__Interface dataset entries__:
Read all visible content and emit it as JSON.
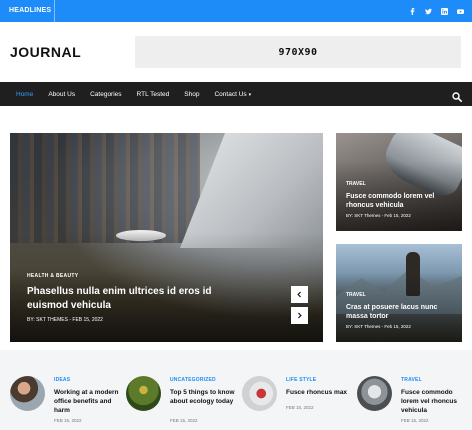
{
  "topbar": {
    "headlines_label": "HEADLINES",
    "socials": [
      "facebook-icon",
      "twitter-icon",
      "linkedin-icon",
      "youtube-icon"
    ],
    "bg_color": "#1d8cf8"
  },
  "header": {
    "logo": "JOURNAL",
    "ad_label": "970X90"
  },
  "nav": {
    "items": [
      {
        "label": "Home",
        "active": true
      },
      {
        "label": "About Us"
      },
      {
        "label": "Categories"
      },
      {
        "label": "RTL Tested"
      },
      {
        "label": "Shop"
      },
      {
        "label": "Contact Us",
        "dropdown": true
      }
    ],
    "active_color": "#3a9bff"
  },
  "hero": {
    "category": "HEALTH & BEAUTY",
    "title": "Phasellus nulla enim ultrices id eros id euismod vehicula",
    "meta": "BY: SKT THEMES - FEB 15, 2022"
  },
  "side_posts": [
    {
      "category": "TRAVEL",
      "title": "Fusce commodo lorem vel rhoncus vehicula",
      "meta": "BY: SKT Themes - Feb 15, 2022"
    },
    {
      "category": "TRAVEL",
      "title": "Cras at posuere lacus nunc massa tortor",
      "meta": "BY: SKT Themes - Feb 15, 2022"
    }
  ],
  "mini_posts": [
    {
      "category": "IDEAS",
      "title": "Working at a modern office benefits and harm",
      "date": "FEB 15, 2022"
    },
    {
      "category": "UNCATEGORIZED",
      "title": "Top 5 things to know about ecology today",
      "date": "FEB 15, 2022"
    },
    {
      "category": "LIFE STYLE",
      "title": "Fusce rhoncus max",
      "date": "FEB 15, 2022"
    },
    {
      "category": "TRAVEL",
      "title": "Fusce commodo lorem vel rhoncus vehicula",
      "date": "FEB 15, 2022"
    }
  ]
}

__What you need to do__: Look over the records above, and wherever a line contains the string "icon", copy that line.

__Solved problem__:
      "facebook-icon",
      "twitter-icon",
      "linkedin-icon",
      "youtube-icon"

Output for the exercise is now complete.